(Input data begins)
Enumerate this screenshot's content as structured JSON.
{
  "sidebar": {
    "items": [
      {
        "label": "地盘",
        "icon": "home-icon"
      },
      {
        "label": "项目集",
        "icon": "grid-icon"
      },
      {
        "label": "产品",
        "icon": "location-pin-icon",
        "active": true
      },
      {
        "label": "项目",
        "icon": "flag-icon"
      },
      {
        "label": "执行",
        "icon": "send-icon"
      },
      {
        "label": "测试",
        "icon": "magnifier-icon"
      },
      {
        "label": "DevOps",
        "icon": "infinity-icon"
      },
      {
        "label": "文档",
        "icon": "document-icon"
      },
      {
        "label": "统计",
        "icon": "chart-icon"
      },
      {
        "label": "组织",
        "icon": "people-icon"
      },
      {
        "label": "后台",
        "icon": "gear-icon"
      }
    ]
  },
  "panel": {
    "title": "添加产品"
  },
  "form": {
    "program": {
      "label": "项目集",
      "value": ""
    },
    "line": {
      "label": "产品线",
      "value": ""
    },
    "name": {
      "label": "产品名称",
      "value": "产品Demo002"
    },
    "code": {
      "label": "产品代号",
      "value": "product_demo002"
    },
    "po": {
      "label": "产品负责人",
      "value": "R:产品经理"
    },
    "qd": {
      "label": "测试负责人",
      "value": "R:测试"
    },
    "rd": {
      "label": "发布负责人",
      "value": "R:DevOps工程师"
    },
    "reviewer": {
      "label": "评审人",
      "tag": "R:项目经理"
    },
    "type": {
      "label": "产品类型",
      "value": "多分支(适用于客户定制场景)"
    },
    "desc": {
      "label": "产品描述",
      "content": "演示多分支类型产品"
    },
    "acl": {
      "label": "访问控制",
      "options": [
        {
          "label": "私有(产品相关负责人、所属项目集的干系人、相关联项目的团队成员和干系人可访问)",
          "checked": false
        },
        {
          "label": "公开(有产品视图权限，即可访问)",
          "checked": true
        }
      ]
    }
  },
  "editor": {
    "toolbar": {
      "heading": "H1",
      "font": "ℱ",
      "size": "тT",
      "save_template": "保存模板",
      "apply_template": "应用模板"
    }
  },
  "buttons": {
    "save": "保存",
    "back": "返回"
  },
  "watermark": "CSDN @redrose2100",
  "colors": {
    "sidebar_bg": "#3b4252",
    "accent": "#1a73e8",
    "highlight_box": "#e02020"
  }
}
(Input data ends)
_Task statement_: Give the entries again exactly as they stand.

_Your solution_:
Enumerate this screenshot's content as structured JSON.
{
  "sidebar": {
    "items": [
      {
        "label": "地盘",
        "icon": "home-icon"
      },
      {
        "label": "项目集",
        "icon": "grid-icon"
      },
      {
        "label": "产品",
        "icon": "location-pin-icon",
        "active": true
      },
      {
        "label": "项目",
        "icon": "flag-icon"
      },
      {
        "label": "执行",
        "icon": "send-icon"
      },
      {
        "label": "测试",
        "icon": "magnifier-icon"
      },
      {
        "label": "DevOps",
        "icon": "infinity-icon"
      },
      {
        "label": "文档",
        "icon": "document-icon"
      },
      {
        "label": "统计",
        "icon": "chart-icon"
      },
      {
        "label": "组织",
        "icon": "people-icon"
      },
      {
        "label": "后台",
        "icon": "gear-icon"
      }
    ]
  },
  "panel": {
    "title": "添加产品"
  },
  "form": {
    "program": {
      "label": "项目集",
      "value": ""
    },
    "line": {
      "label": "产品线",
      "value": ""
    },
    "name": {
      "label": "产品名称",
      "value": "产品Demo002"
    },
    "code": {
      "label": "产品代号",
      "value": "product_demo002"
    },
    "po": {
      "label": "产品负责人",
      "value": "R:产品经理"
    },
    "qd": {
      "label": "测试负责人",
      "value": "R:测试"
    },
    "rd": {
      "label": "发布负责人",
      "value": "R:DevOps工程师"
    },
    "reviewer": {
      "label": "评审人",
      "tag": "R:项目经理"
    },
    "type": {
      "label": "产品类型",
      "value": "多分支(适用于客户定制场景)"
    },
    "desc": {
      "label": "产品描述",
      "content": "演示多分支类型产品"
    },
    "acl": {
      "label": "访问控制",
      "options": [
        {
          "label": "私有(产品相关负责人、所属项目集的干系人、相关联项目的团队成员和干系人可访问)",
          "checked": false
        },
        {
          "label": "公开(有产品视图权限，即可访问)",
          "checked": true
        }
      ]
    }
  },
  "editor": {
    "toolbar": {
      "heading": "H1",
      "font": "ℱ",
      "size": "тT",
      "save_template": "保存模板",
      "apply_template": "应用模板"
    }
  },
  "buttons": {
    "save": "保存",
    "back": "返回"
  },
  "watermark": "CSDN @redrose2100",
  "colors": {
    "sidebar_bg": "#3b4252",
    "accent": "#1a73e8",
    "highlight_box": "#e02020"
  }
}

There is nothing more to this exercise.